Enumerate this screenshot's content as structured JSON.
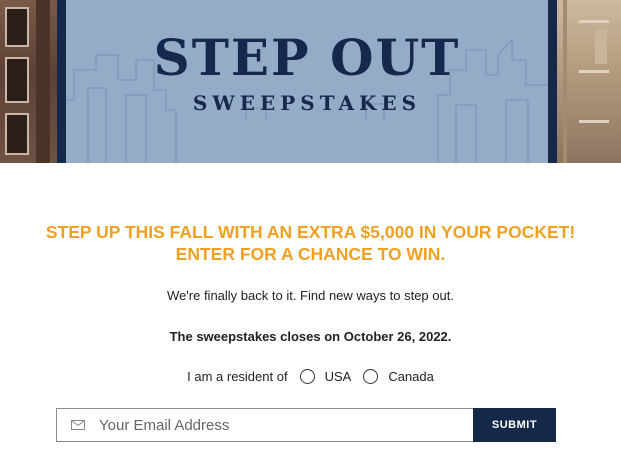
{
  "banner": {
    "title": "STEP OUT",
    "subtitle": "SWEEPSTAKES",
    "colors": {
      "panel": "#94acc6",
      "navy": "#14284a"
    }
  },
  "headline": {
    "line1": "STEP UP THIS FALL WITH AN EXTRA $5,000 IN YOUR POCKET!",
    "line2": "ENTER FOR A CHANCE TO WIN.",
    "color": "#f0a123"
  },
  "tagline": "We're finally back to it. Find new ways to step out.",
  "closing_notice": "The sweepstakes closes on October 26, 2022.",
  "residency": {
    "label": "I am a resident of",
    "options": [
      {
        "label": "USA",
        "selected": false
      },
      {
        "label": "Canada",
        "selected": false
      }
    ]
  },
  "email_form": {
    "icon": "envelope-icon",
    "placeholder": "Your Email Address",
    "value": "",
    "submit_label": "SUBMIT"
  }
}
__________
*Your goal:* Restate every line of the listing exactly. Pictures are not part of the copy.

*Response to this task:*
Enumerate this screenshot's content as structured JSON.
{
  "banner": {
    "title": "STEP OUT",
    "subtitle": "SWEEPSTAKES",
    "colors": {
      "panel": "#94acc6",
      "navy": "#14284a"
    }
  },
  "headline": {
    "line1": "STEP UP THIS FALL WITH AN EXTRA $5,000 IN YOUR POCKET!",
    "line2": "ENTER FOR A CHANCE TO WIN.",
    "color": "#f0a123"
  },
  "tagline": "We're finally back to it. Find new ways to step out.",
  "closing_notice": "The sweepstakes closes on October 26, 2022.",
  "residency": {
    "label": "I am a resident of",
    "options": [
      {
        "label": "USA",
        "selected": false
      },
      {
        "label": "Canada",
        "selected": false
      }
    ]
  },
  "email_form": {
    "icon": "envelope-icon",
    "placeholder": "Your Email Address",
    "value": "",
    "submit_label": "SUBMIT"
  }
}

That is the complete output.